More than 600 million people in Africa still lack access to affordable energy.

Investment in metering will be critical to enabling further crucial investment in T&D infrastructure and generation.

The recent growth of low-cost Chinese-made AMI meters has opened up the market to smart metering, helping improve utilities’ capacity to reduce non-technical losses. There are now notable AMI projects in Angola, Côte d’Ivoire, Ethiopia, Ghana, Kenya, Nigeria and South Africa, among others.

However, large international vendors are also penetrating the market, frequently in partnership with local manufacturers, governments and utilities.

Examples of AMI rollout being done in partnership with governments and utilities in Africa include 20,000 smart electric meters in Mali which have been installed in efforts to reduce losses by 20%; 30,000 points in Burundi, with an aim to reduce energy losses by 22%; and the one currently being implemented with the only energy distribution company in Benin, Société Béninoise d’Energie Electrique (SBEE).

With SBEE, the pilot project includes installations to some 40,000 low-voltage customers in Cotonou. The project aims to reduce technical energy losses by between 5% and 10%.

SBEE has been operating at only 25% of the annual projected revenue and the project is expected to help the utility to optimise grid monitoring, improve revenue, recover CAPEX and OPEX and improve cash collection per kilowatt. Commercial losses are between 10% to 40% due to a lack of accurate metering technology, fraud and intermittent services as a result of power deficits. The situation is further-compounded by ageing infrastructure which is negatively impacting operational efficiency.

For the initial phase of the rollout, large power users will be the focus of the installations.

If successful, a nationwide rollout will be implemented over a period of five years to more than 600,000 customers.

WI-SUN standard RF-MESH radio frequency communications technology will be leveraged for smart meter data telemetry between the utility and the smart meter.

Customers will pre-pay via a self-service internet portal, Android-based point-of-sale terminals or smartphone applications, but they can also be upgraded to a post-paid solution depending on their profiles.
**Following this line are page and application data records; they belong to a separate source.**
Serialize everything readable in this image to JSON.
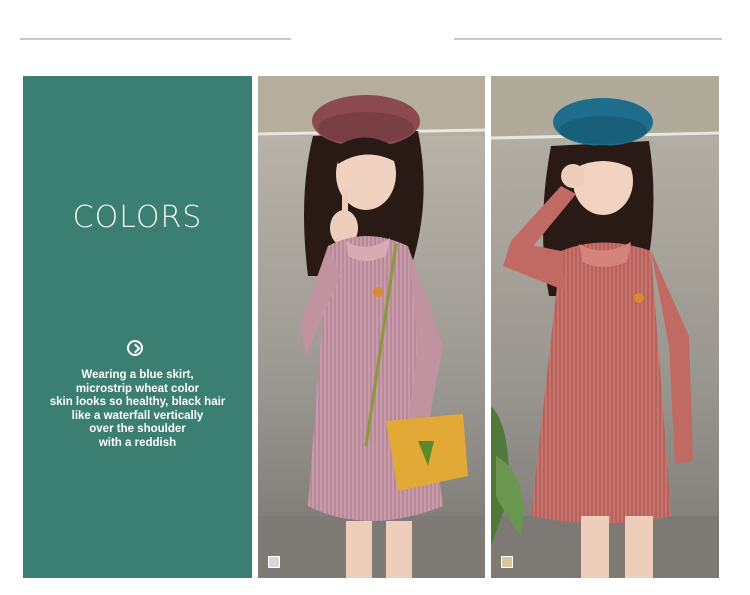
{
  "panel": {
    "title": "COLORS",
    "description": [
      "Wearing a blue skirt,",
      "microstrip wheat color",
      "skin looks so healthy, black hair",
      "like a waterfall vertically",
      "over the shoulder",
      "with a reddish"
    ],
    "arrow_icon": "circle-arrow-right-icon"
  },
  "photos": [
    {
      "name": "pink-dress-photo",
      "swatch_color": "#d8d8d8",
      "dress_color": "#c98f9c",
      "hat_color": "#8a4a4f"
    },
    {
      "name": "coral-dress-photo",
      "swatch_color": "#d9c79a",
      "dress_color": "#c8706a",
      "hat_color": "#1e6d8c"
    }
  ],
  "colors": {
    "panel_bg": "#3b7f72",
    "rule": "#c9c9c9"
  }
}
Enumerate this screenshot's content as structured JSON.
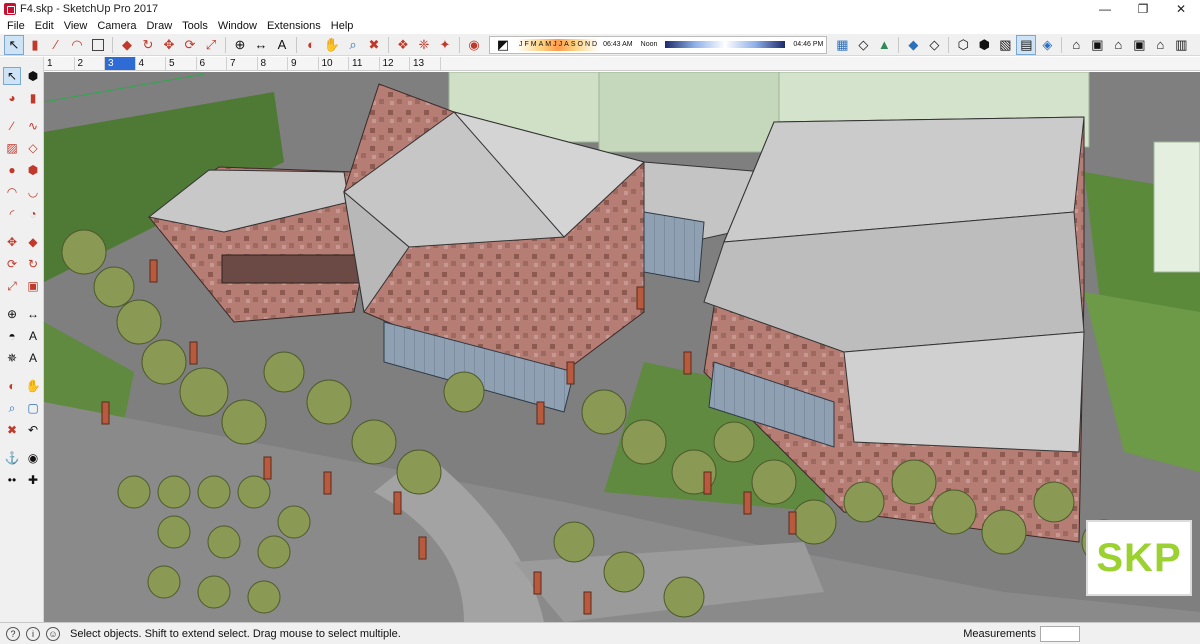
{
  "window": {
    "title": "F4.skp - SketchUp Pro 2017",
    "minimize": "—",
    "maximize": "❐",
    "close": "✕"
  },
  "menu": {
    "items": [
      "File",
      "Edit",
      "View",
      "Camera",
      "Draw",
      "Tools",
      "Window",
      "Extensions",
      "Help"
    ]
  },
  "shadows": {
    "months": [
      "J",
      "F",
      "M",
      "A",
      "M",
      "J",
      "J",
      "A",
      "S",
      "O",
      "N",
      "D"
    ],
    "time_start": "06:43 AM",
    "time_mid": "Noon",
    "time_end": "04:46 PM"
  },
  "scenes": {
    "tabs": [
      "1",
      "2",
      "3",
      "4",
      "5",
      "6",
      "7",
      "8",
      "9",
      "10",
      "11",
      "12",
      "13"
    ],
    "active_index": 2
  },
  "status": {
    "message": "Select objects. Shift to extend select. Drag mouse to select multiple.",
    "measurements_label": "Measurements",
    "measurements_value": ""
  },
  "watermark": {
    "text": "SKP",
    "color": "#9bd232"
  },
  "colors": {
    "facade": "#b07a72",
    "roof": "#bcbcbc",
    "grass": "#5f8a3f",
    "road": "#8c8c8c",
    "selection_blue": "#2f6bd4"
  }
}
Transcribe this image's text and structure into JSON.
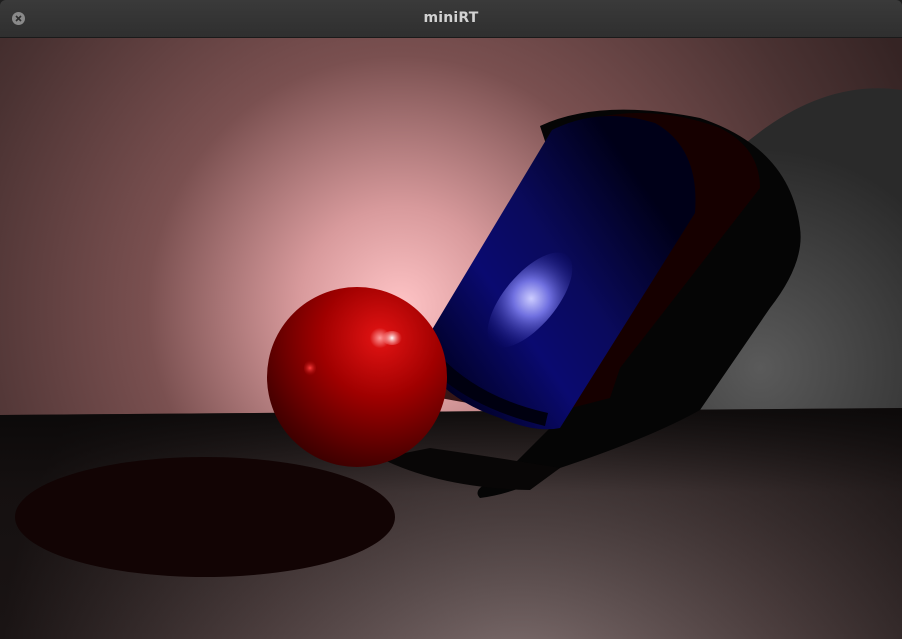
{
  "window": {
    "title": "miniRT",
    "close_icon": "close-icon"
  },
  "scene": {
    "objects": [
      "sphere",
      "cylinder",
      "plane"
    ],
    "colors": {
      "sphere": "#a00000",
      "cylinder": "#0a0a6e",
      "light_glow": "#ffc0c4",
      "floor": "#3a3030"
    }
  }
}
The project lays a foundation for SBEE to deploy distribution automation applications to strengthen the resilience of its grid in future.

Babacar Diba, area vice president: Africa at Itron, said multiple projects have also been implemented in Tunisia, Kenya, Egypt, Rwanda, Morocco, South Africa and Tanzania as utilities seek to improve efficiency.

Governments and the World Bank, the biggest funder for energy, are pushing hard for an increase in the penetration of AMI in Africa.

Policies in the region are also changing in favour of AMI and importantly, funding – which has been an issue – is being addressed.

The kick-off costs of AMI projects is high despite the technology’s return on investment over a certain period of time being fairly certain.

At the same time, utility awareness on the benefits of AMI is increasing across the continent.

Factors hindering rollout of advanced metering technology

AMI installations are complex projects hence the need for full commitment between governments, utilities and suppliers. There is a need for utilities to change technology procurement processes to software-as-a-service (SaaS) at this simplifies project rollouts and training of utility staff so that they will be able to run the technology themselves The interoperability of different AMI hardware and communication systems is another challenge the industry continues to experience, hence the need for the use of open and highly secure communications technologies and standards such as WI-SUN, says Diba.

Asked to project the penetration of advanced metering in Africa over the next two to three years, Diba believes Africa will go faster compared to Europe and the US in a bid to catch up on the delay the continent has experienced in terms of adoption over the past few years.

What is needed is the goodwill from utilities to embrace the shift in business models towards digitisation, decentralisation and decarbonisation as well as commitments to make massive investments in grid modernisation and automation.